◆ TASK INPUT
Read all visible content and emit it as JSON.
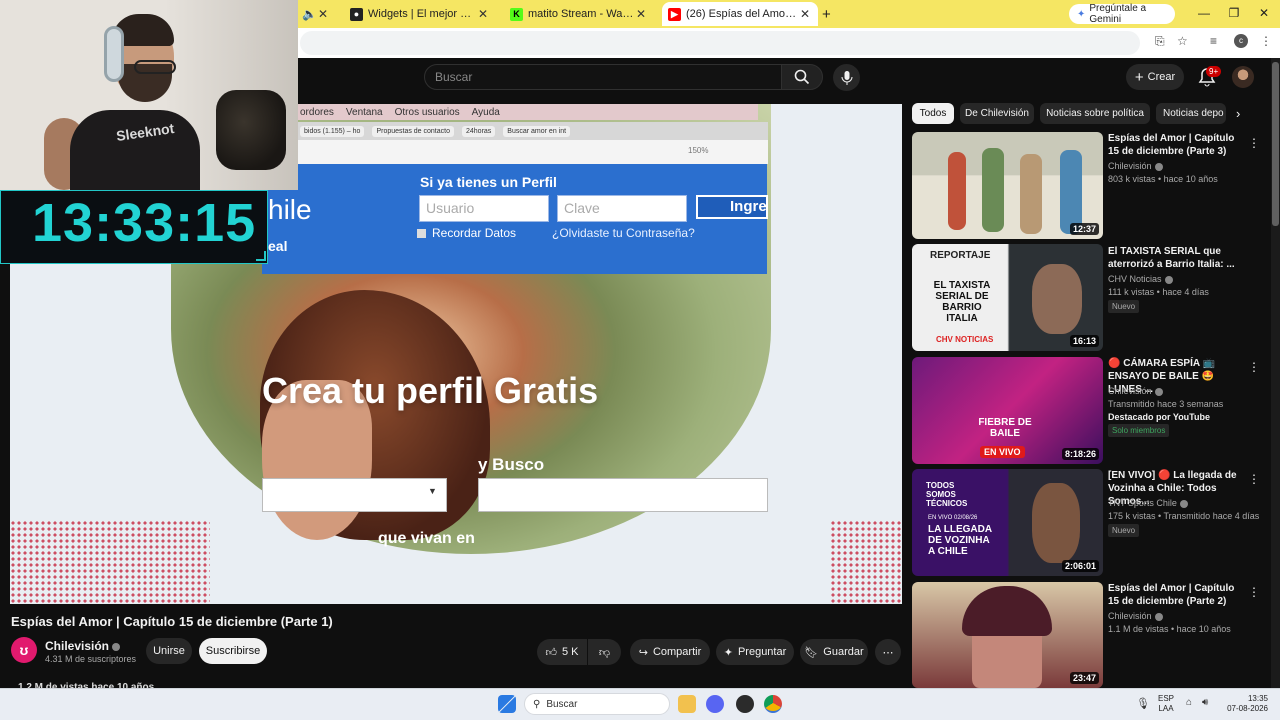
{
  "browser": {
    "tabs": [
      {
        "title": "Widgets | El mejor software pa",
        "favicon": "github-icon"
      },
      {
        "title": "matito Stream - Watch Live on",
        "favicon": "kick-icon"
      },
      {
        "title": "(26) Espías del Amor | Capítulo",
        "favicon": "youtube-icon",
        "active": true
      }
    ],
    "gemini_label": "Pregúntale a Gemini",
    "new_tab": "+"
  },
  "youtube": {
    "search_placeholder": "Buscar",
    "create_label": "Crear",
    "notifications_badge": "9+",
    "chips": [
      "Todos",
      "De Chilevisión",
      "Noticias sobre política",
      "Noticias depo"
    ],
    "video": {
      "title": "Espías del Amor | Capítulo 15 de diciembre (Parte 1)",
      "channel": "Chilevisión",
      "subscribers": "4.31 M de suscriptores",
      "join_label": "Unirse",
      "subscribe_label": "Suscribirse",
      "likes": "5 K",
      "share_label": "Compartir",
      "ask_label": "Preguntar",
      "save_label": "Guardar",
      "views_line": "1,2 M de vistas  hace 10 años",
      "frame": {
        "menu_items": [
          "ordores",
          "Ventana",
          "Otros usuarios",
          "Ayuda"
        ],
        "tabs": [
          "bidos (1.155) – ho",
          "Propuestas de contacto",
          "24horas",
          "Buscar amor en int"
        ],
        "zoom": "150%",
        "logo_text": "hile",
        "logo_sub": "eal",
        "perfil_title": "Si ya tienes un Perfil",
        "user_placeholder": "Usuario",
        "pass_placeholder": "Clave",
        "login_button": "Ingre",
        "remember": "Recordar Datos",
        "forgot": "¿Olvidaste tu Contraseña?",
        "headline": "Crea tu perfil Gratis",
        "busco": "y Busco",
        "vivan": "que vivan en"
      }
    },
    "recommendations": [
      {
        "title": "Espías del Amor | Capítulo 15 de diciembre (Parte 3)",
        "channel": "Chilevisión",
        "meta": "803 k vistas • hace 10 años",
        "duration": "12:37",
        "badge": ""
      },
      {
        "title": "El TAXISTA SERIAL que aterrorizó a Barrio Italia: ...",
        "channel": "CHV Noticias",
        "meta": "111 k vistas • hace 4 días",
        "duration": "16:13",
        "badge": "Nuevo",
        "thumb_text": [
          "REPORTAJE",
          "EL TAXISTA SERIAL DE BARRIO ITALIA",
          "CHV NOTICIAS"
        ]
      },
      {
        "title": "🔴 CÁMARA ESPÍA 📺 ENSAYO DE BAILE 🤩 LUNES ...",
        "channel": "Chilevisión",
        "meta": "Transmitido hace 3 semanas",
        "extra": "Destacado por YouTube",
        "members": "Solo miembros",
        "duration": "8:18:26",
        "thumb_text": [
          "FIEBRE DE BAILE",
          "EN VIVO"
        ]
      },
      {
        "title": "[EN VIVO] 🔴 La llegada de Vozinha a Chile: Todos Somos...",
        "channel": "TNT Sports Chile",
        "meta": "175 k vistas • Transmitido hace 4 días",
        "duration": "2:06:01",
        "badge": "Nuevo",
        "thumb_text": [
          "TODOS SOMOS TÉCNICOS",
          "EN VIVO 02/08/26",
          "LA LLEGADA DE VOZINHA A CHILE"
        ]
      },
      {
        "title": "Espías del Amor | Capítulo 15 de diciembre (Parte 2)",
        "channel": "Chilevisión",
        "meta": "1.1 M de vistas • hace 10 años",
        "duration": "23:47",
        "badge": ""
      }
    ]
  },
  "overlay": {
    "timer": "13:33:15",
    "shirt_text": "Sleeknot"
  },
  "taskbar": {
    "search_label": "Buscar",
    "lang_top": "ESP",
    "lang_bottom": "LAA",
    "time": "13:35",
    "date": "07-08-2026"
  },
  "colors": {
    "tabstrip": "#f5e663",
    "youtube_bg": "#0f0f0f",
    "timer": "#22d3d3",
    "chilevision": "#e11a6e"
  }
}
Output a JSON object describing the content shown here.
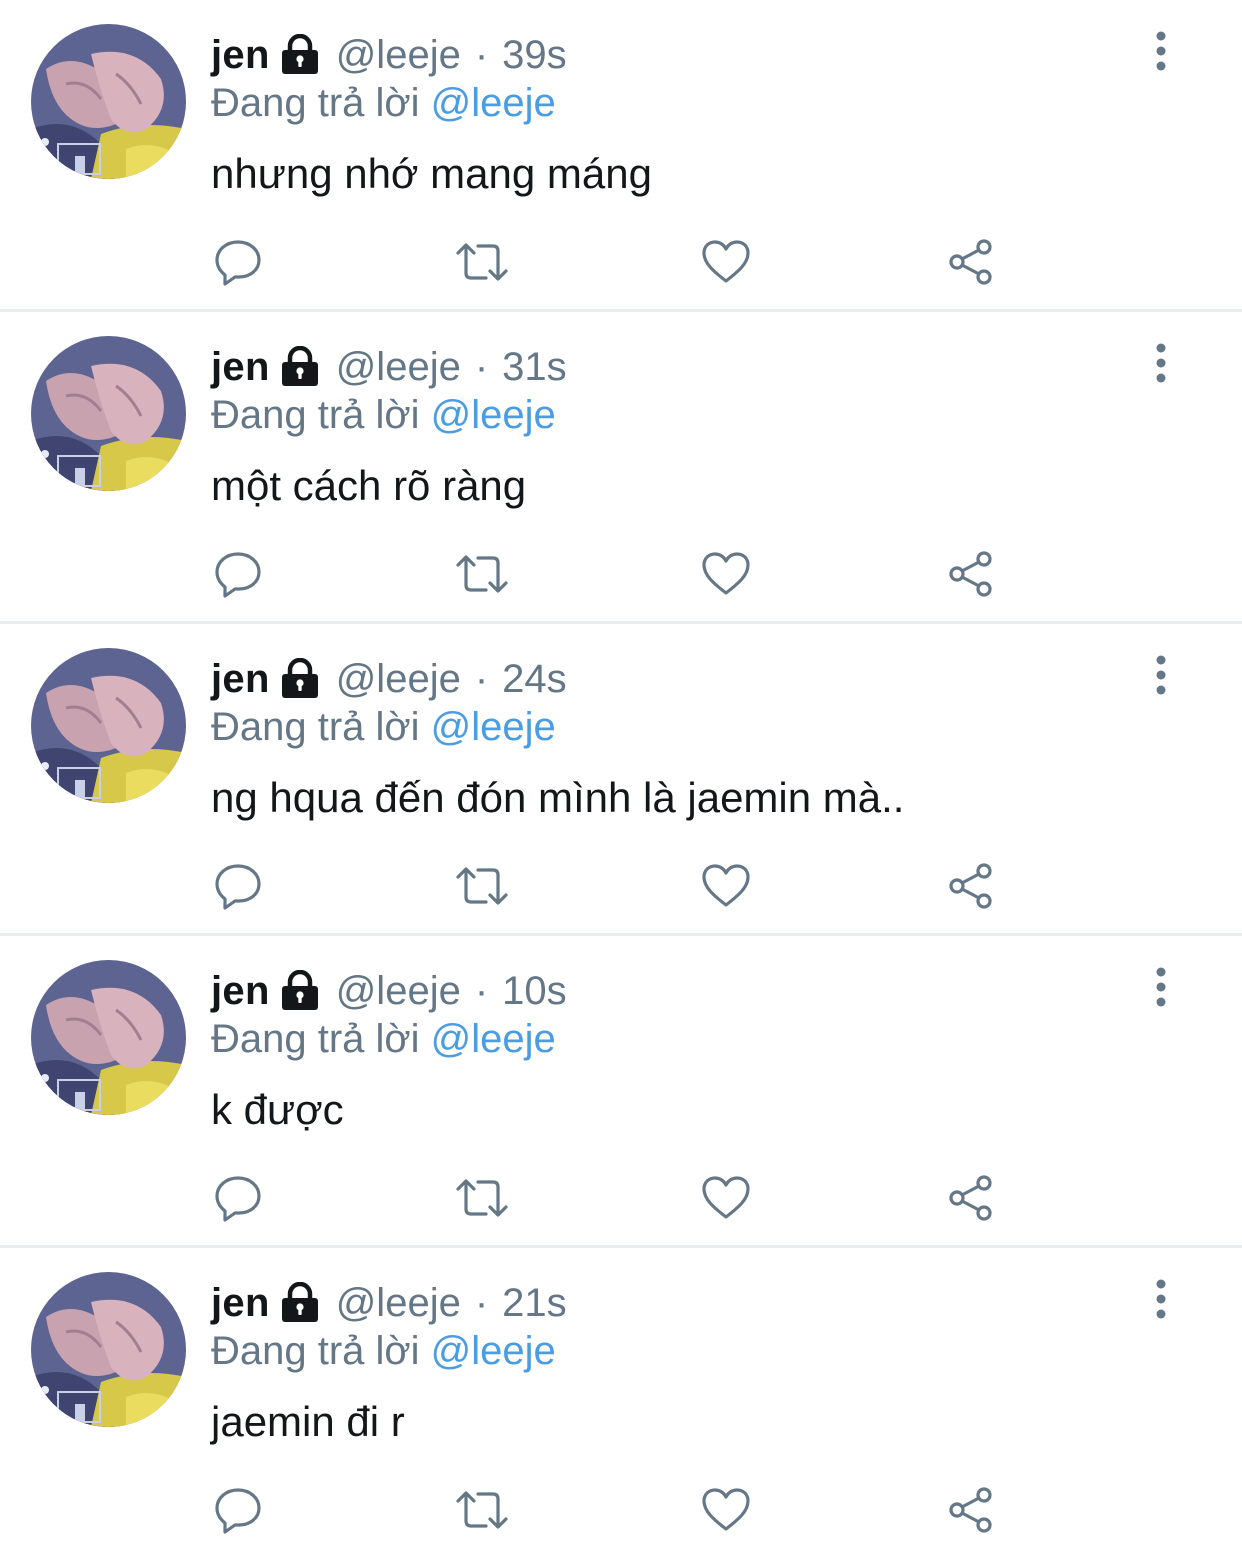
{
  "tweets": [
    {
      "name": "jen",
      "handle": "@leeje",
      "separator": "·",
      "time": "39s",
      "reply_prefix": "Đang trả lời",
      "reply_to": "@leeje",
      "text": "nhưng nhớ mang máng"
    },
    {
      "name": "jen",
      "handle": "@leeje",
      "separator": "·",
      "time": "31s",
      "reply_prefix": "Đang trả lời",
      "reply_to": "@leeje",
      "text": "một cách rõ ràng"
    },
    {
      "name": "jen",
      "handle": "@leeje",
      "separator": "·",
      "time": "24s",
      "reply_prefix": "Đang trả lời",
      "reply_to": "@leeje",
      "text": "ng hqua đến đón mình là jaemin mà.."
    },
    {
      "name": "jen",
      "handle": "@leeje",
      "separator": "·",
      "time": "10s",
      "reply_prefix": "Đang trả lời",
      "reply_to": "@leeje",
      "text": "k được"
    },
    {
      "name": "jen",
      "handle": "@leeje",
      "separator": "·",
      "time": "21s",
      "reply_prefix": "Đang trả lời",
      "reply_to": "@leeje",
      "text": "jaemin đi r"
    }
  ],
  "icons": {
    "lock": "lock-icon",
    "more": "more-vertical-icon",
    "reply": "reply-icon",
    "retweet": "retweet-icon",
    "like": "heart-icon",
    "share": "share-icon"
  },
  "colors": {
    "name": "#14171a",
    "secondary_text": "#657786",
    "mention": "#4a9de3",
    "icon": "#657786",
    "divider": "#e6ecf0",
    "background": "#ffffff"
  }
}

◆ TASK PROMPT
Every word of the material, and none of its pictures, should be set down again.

◆ RESPONSE
Read all visible content and emit it as JSON.
{
  "browser": {
    "tabs": [
      {
        "title": "Widgets | El mejor software pa",
        "favicon": "github-icon"
      },
      {
        "title": "matito Stream - Watch Live on",
        "favicon": "kick-icon"
      },
      {
        "title": "(26) Espías del Amor | Capítulo",
        "favicon": "youtube-icon",
        "active": true
      }
    ],
    "gemini_label": "Pregúntale a Gemini",
    "new_tab": "+"
  },
  "youtube": {
    "search_placeholder": "Buscar",
    "create_label": "Crear",
    "notifications_badge": "9+",
    "chips": [
      "Todos",
      "De Chilevisión",
      "Noticias sobre política",
      "Noticias depo"
    ],
    "video": {
      "title": "Espías del Amor | Capítulo 15 de diciembre (Parte 1)",
      "channel": "Chilevisión",
      "subscribers": "4.31 M de suscriptores",
      "join_label": "Unirse",
      "subscribe_label": "Suscribirse",
      "likes": "5 K",
      "share_label": "Compartir",
      "ask_label": "Preguntar",
      "save_label": "Guardar",
      "views_line": "1,2 M de vistas  hace 10 años",
      "frame": {
        "menu_items": [
          "ordores",
          "Ventana",
          "Otros usuarios",
          "Ayuda"
        ],
        "tabs": [
          "bidos (1.155) – ho",
          "Propuestas de contacto",
          "24horas",
          "Buscar amor en int"
        ],
        "zoom": "150%",
        "logo_text": "hile",
        "logo_sub": "eal",
        "perfil_title": "Si ya tienes un Perfil",
        "user_placeholder": "Usuario",
        "pass_placeholder": "Clave",
        "login_button": "Ingre",
        "remember": "Recordar Datos",
        "forgot": "¿Olvidaste tu Contraseña?",
        "headline": "Crea tu perfil Gratis",
        "busco": "y Busco",
        "vivan": "que vivan en"
      }
    },
    "recommendations": [
      {
        "title": "Espías del Amor | Capítulo 15 de diciembre (Parte 3)",
        "channel": "Chilevisión",
        "meta": "803 k vistas • hace 10 años",
        "duration": "12:37",
        "badge": ""
      },
      {
        "title": "El TAXISTA SERIAL que aterrorizó a Barrio Italia: ...",
        "channel": "CHV Noticias",
        "meta": "111 k vistas • hace 4 días",
        "duration": "16:13",
        "badge": "Nuevo",
        "thumb_text": [
          "REPORTAJE",
          "EL TAXISTA SERIAL DE BARRIO ITALIA",
          "CHV NOTICIAS"
        ]
      },
      {
        "title": "🔴 CÁMARA ESPÍA 📺 ENSAYO DE BAILE 🤩 LUNES ...",
        "channel": "Chilevisión",
        "meta": "Transmitido hace 3 semanas",
        "extra": "Destacado por YouTube",
        "members": "Solo miembros",
        "duration": "8:18:26",
        "thumb_text": [
          "FIEBRE DE BAILE",
          "EN VIVO"
        ]
      },
      {
        "title": "[EN VIVO] 🔴 La llegada de Vozinha a Chile: Todos Somos...",
        "channel": "TNT Sports Chile",
        "meta": "175 k vistas • Transmitido hace 4 días",
        "duration": "2:06:01",
        "badge": "Nuevo",
        "thumb_text": [
          "TODOS SOMOS TÉCNICOS",
          "EN VIVO 02/08/26",
          "LA LLEGADA DE VOZINHA A CHILE"
        ]
      },
      {
        "title": "Espías del Amor | Capítulo 15 de diciembre (Parte 2)",
        "channel": "Chilevisión",
        "meta": "1.1 M de vistas • hace 10 años",
        "duration": "23:47",
        "badge": ""
      }
    ]
  },
  "overlay": {
    "timer": "13:33:15",
    "shirt_text": "Sleeknot"
  },
  "taskbar": {
    "search_label": "Buscar",
    "lang_top": "ESP",
    "lang_bottom": "LAA",
    "time": "13:35",
    "date": "07-08-2026"
  },
  "colors": {
    "tabstrip": "#f5e663",
    "youtube_bg": "#0f0f0f",
    "timer": "#22d3d3",
    "chilevision": "#e11a6e"
  }
}
Output a JSON object describing the content shown here.
{
  "tweets": [
    {
      "name": "jen",
      "handle": "@leeje",
      "separator": "·",
      "time": "39s",
      "reply_prefix": "Đang trả lời",
      "reply_to": "@leeje",
      "text": "nhưng nhớ mang máng"
    },
    {
      "name": "jen",
      "handle": "@leeje",
      "separator": "·",
      "time": "31s",
      "reply_prefix": "Đang trả lời",
      "reply_to": "@leeje",
      "text": "một cách rõ ràng"
    },
    {
      "name": "jen",
      "handle": "@leeje",
      "separator": "·",
      "time": "24s",
      "reply_prefix": "Đang trả lời",
      "reply_to": "@leeje",
      "text": "ng hqua đến đón mình là jaemin mà.."
    },
    {
      "name": "jen",
      "handle": "@leeje",
      "separator": "·",
      "time": "10s",
      "reply_prefix": "Đang trả lời",
      "reply_to": "@leeje",
      "text": "k được"
    },
    {
      "name": "jen",
      "handle": "@leeje",
      "separator": "·",
      "time": "21s",
      "reply_prefix": "Đang trả lời",
      "reply_to": "@leeje",
      "text": "jaemin đi r"
    }
  ],
  "icons": {
    "lock": "lock-icon",
    "more": "more-vertical-icon",
    "reply": "reply-icon",
    "retweet": "retweet-icon",
    "like": "heart-icon",
    "share": "share-icon"
  },
  "colors": {
    "name": "#14171a",
    "secondary_text": "#657786",
    "mention": "#4a9de3",
    "icon": "#657786",
    "divider": "#e6ecf0",
    "background": "#ffffff"
  }
}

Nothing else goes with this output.